By way of an interlude, before getting to the four bonus stories Swan River have included in this volume, we have the four line poem ‘On Leaving Mountjoy’, a paean of sorts for the prison where many Republicans were incarcerated, including Macardle herself.
Back to the stories, and a dying child is revived by a vision of her imprisoned older brother in ‘Escape’, the story predictable enough in spectral terms, but winning your heart with its depiction of the cruelty of British rule and the things men would sacrifice for some greater good. A leader of the resistance is saved by ‘The Curlew’s Cry’, his life given over into the safeguarding of a ghostly presence. It is the third or fourth variation we have seen on this theme in the collection, and just as well written and intriguing as the rest, with its depiction of the plight of a young woman whose family have been taken tugging on the heartstrings.
‘The Black Banks’ opens with an elderly couple wracked with grief on learning that they have lost both their children and ends with a disobedient young boy turning up on their doorstep. It’s a story which punishes those who are overly judgemental and excels in its depiction of the wilful Patsy and his much put upon stepmother, while as ever the beauty of the Irish landscape and the perils that lay in ambush are an intrinsic part of the narrative. Finally we have ‘The Venetian Mirror’ which is the only one of these stories that is not set in Ireland. A young man who has visions of a beautiful woman in a mirror he has bought learns the story behind the glass from its previous owner. It is a tale of love and betrayal with a gratifying supernatural twist, one that treads the fine line between madness and the miraculous, with both men who have these visions believing they are insane and the world view of the Count threatened by the reality of an afterlife, so that it might be kinder if he were never to see the woman’s face in the mirror again. It’s an intriguing end to a strong collection.

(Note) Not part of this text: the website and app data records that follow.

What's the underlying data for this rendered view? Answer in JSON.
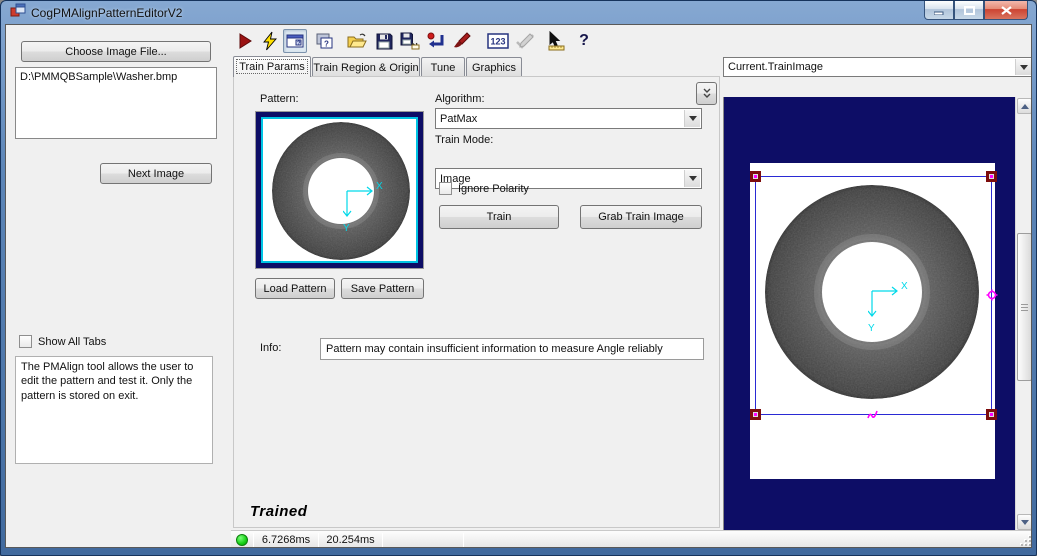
{
  "window": {
    "title": "CogPMAlignPatternEditorV2"
  },
  "left_panel": {
    "choose_image_button": "Choose Image File...",
    "image_path": "D:\\PMMQBSample\\Washer.bmp",
    "next_image_button": "Next Image",
    "show_all_tabs_label": "Show All Tabs",
    "description": "The PMAlign tool allows the user to edit the pattern and test it. Only the pattern is stored on exit."
  },
  "toolbar": {
    "icons": [
      "run-icon",
      "electric-run-icon",
      "show-image-display-icon",
      "float-display-icon",
      "open-file-icon",
      "save-file-icon",
      "save-as-icon",
      "reset-icon",
      "edit-graphics-icon",
      "show-results-icon",
      "posted-graphics-icon",
      "pointer-ruler-icon",
      "help-icon"
    ],
    "results_label": "123",
    "help_label": "?",
    "expander_glyph": "»"
  },
  "tabs": [
    {
      "label": "Train Params",
      "active": true
    },
    {
      "label": "Train Region & Origin",
      "active": false
    },
    {
      "label": "Tune",
      "active": false
    },
    {
      "label": "Graphics",
      "active": false
    }
  ],
  "train_params": {
    "pattern_label": "Pattern:",
    "load_pattern_button": "Load Pattern",
    "save_pattern_button": "Save Pattern",
    "algorithm_label": "Algorithm:",
    "algorithm_value": "PatMax",
    "train_mode_label": "Train Mode:",
    "train_mode_value": "Image",
    "ignore_polarity_label": "Ignore Polarity",
    "train_button": "Train",
    "grab_train_image_button": "Grab Train Image",
    "info_label": "Info:",
    "info_value": "Pattern may contain insufficient information to measure Angle reliably",
    "trained_status": "Trained"
  },
  "right_panel": {
    "image_selector_value": "Current.TrainImage",
    "axis_x_label": "X",
    "axis_y_label": "Y"
  },
  "status_bar": {
    "time1": "6.7268ms",
    "time2": "20.254ms"
  },
  "colors": {
    "display_background": "#0d0d66",
    "axes_cyan": "#00d9e9",
    "region_blue": "#2a2ad4",
    "handle_dark_red": "#7c0c0c",
    "handle_magenta": "#ff00ff",
    "status_green": "#15cf15"
  }
}
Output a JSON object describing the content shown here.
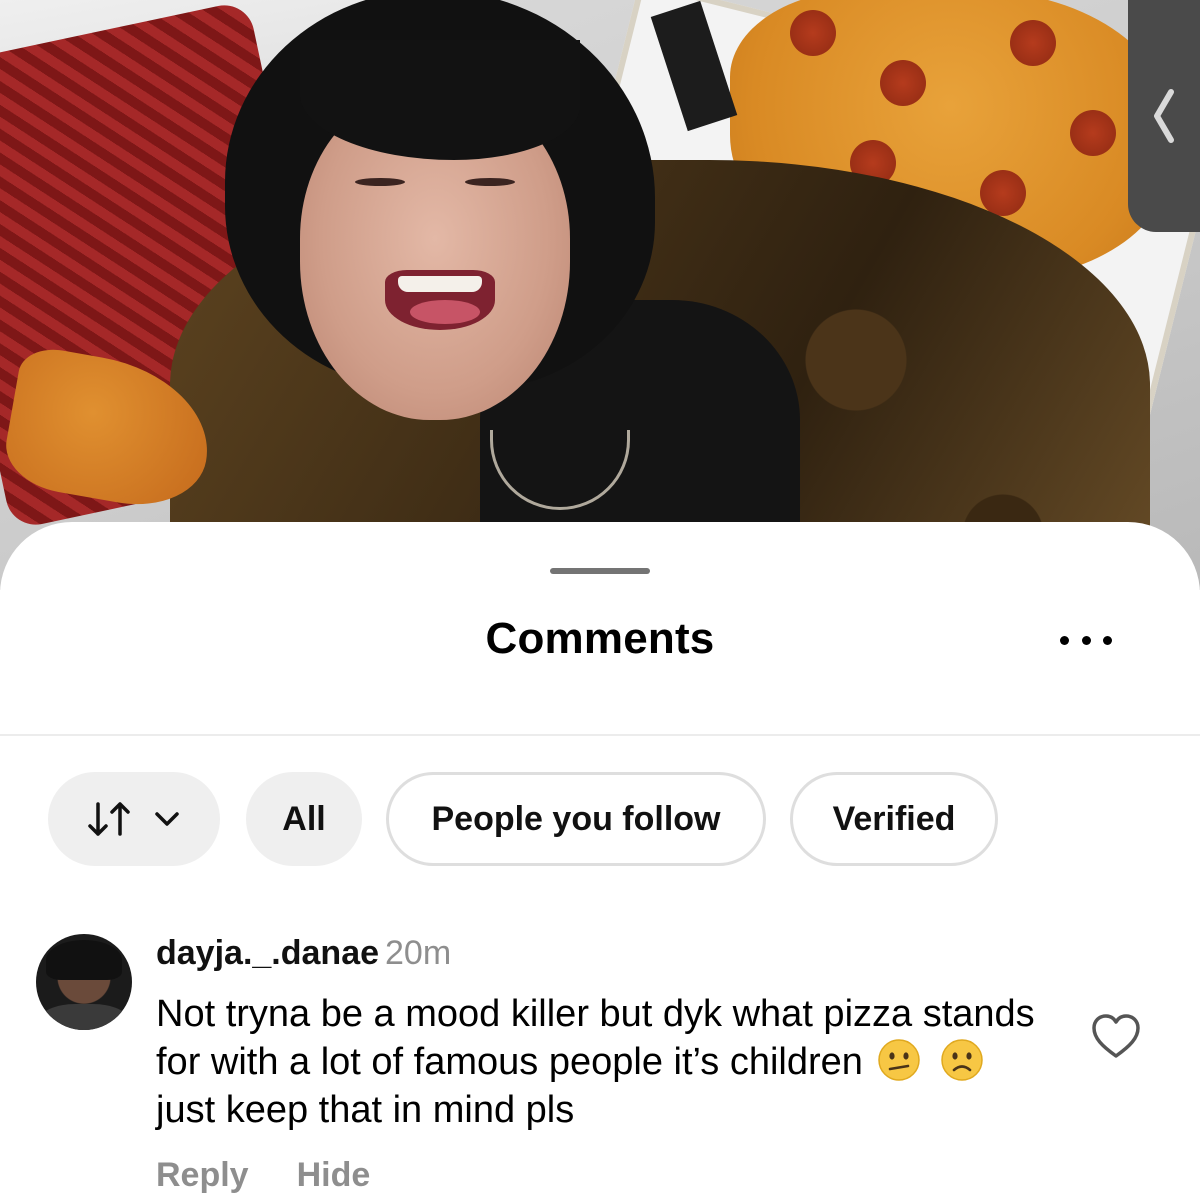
{
  "sheet": {
    "title": "Comments"
  },
  "filters": {
    "sort_icon": "sort-arrows-icon",
    "chips": [
      {
        "label": "All",
        "style": "filled"
      },
      {
        "label": "People you follow",
        "style": "outlined"
      },
      {
        "label": "Verified",
        "style": "outlined"
      }
    ]
  },
  "comment": {
    "username": "dayja._.danae",
    "time": "20m",
    "text_before": "Not tryna be a mood killer but dyk what pizza stands for with a lot of famous people it’s children",
    "emojis": [
      "confused-face-emoji",
      "slightly-frowning-face-emoji"
    ],
    "text_after": "just keep that in mind pls",
    "actions": {
      "reply": "Reply",
      "hide": "Hide"
    },
    "liked": false
  },
  "colors": {
    "sheet_bg": "#ffffff",
    "chip_filled": "#efefef",
    "chip_border": "#dedede",
    "meta_gray": "#8e8e8e"
  }
}
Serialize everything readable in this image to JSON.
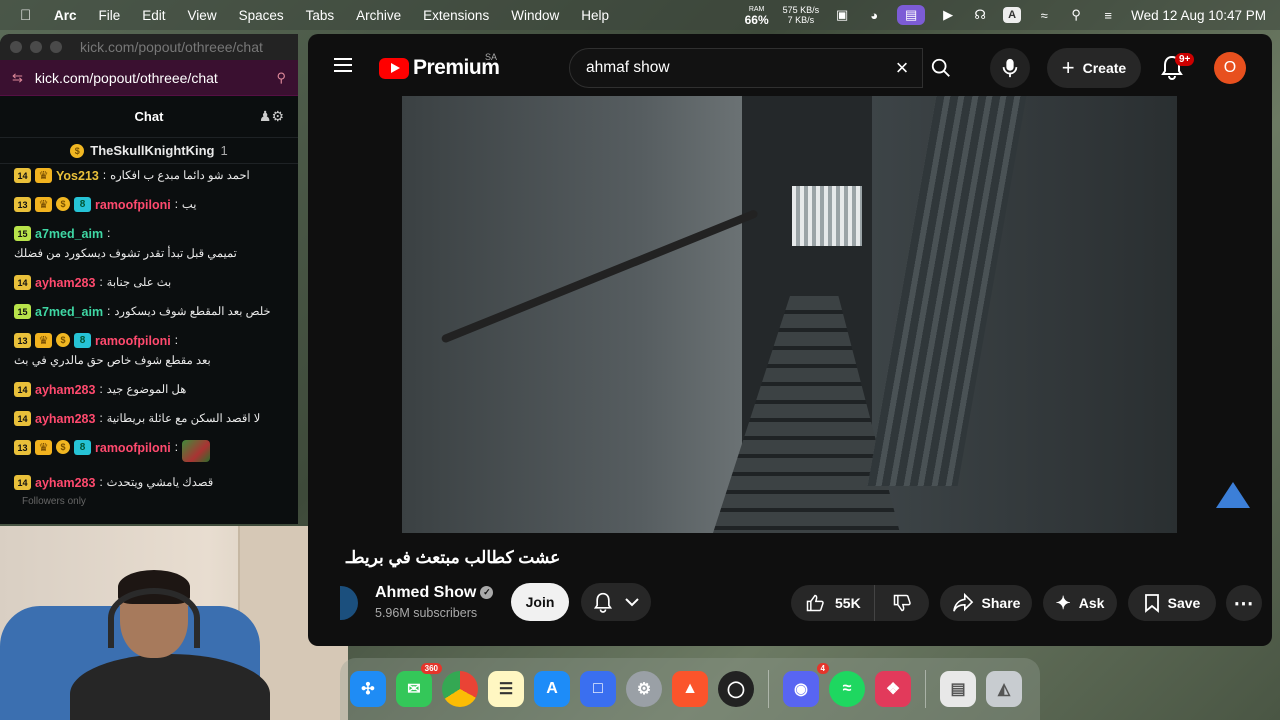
{
  "menubar": {
    "app_name": "Arc",
    "items": [
      "File",
      "Edit",
      "View",
      "Spaces",
      "Tabs",
      "Archive",
      "Extensions",
      "Window",
      "Help"
    ],
    "ram_label": "RAM",
    "ram_value": "66%",
    "net_up": "575 KB/s",
    "net_down": "7 KB/s",
    "input_badge": "A",
    "clock": "Wed 12 Aug  10:47 PM"
  },
  "kick": {
    "window_title": "kick.com/popout/othreee/chat",
    "url": "kick.com/popout/othreee/chat",
    "chat_header": "Chat",
    "pinned_user": "TheSkullKnightKing",
    "pinned_count": "1",
    "messages": [
      {
        "badge": "14",
        "user": "Yos213",
        "color": "#e9c03a",
        "text": "احمد شو دائما مبدع ب افكاره"
      },
      {
        "badge": "13",
        "user": "ramoofpiloni",
        "color": "#ff4a6e",
        "text": "يب"
      },
      {
        "badge": "15",
        "user": "a7med_aim",
        "color": "#3fd7a4",
        "text": "تميمي قبل تبدأ تقدر تشوف ديسكورد من فضلك"
      },
      {
        "badge": "14",
        "user": "ayham283",
        "color": "#ff4a6e",
        "text": "بث على جنابة"
      },
      {
        "badge": "15",
        "user": "a7med_aim",
        "color": "#3fd7a4",
        "text": "خلص بعد المقطع شوف ديسكورد"
      },
      {
        "badge": "13",
        "user": "ramoofpiloni",
        "color": "#ff4a6e",
        "text": "بعد مقطع شوف خاص حق مالدري في بث"
      },
      {
        "badge": "14",
        "user": "ayham283",
        "color": "#ff4a6e",
        "text": "هل الموضوع جيد"
      },
      {
        "badge": "14",
        "user": "ayham283",
        "color": "#ff4a6e",
        "text": "لا اقصد السكن مع عائلة بريطانية"
      },
      {
        "badge": "13",
        "user": "ramoofpiloni",
        "color": "#ff4a6e",
        "text": ""
      },
      {
        "badge": "14",
        "user": "ayham283",
        "color": "#ff4a6e",
        "text": "قصدك يامشي ويتحدث"
      }
    ],
    "footer": "Followers only"
  },
  "youtube": {
    "brand": "Premium",
    "country": "SA",
    "search_value": "ahmaf show",
    "create_label": "Create",
    "notif_badge": "9+",
    "avatar_letter": "O",
    "video_title": "عشت كطالب مبتعث في بريطـ",
    "channel_name": "Ahmed Show",
    "subscribers": "5.96M subscribers",
    "join_label": "Join",
    "likes": "55K",
    "share_label": "Share",
    "ask_label": "Ask",
    "save_label": "Save"
  },
  "dock": {
    "messages_badge": "360",
    "discord_badge": "4"
  }
}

If I have any reservations, it’s that there doesn’t seem to be much in the way of breadth to the characterisation in the book, with all the Irish freedom fighters of a saintly demeanour and all the British sadistic bastards, but it’s a quibble and by her own admission Macardle was “a propagandist, unrepentant and unashamed”. For the UK audience there are times when these stories make hard reading and serve as a valuable exercise in seeing ourselves as others have seen us. In our past, as with almost any nation, there are terrible deeds that need to be owned by future generations rather than glossed over or ignored, and Macardle’s work with its unflinching depiction of British brutality and repression reminds us of this.
The book comes with an introduction by Peter Berresford Ellis, in which he discusses the author’s life and work, and has dustjacket and cover illustrations courtesy of artist Brian Gallagher. Swan River published Earth-Bound in a limited edition of 350 copies, which is now shown as Sold Out on their website, though you can probably find copies elsewhere online.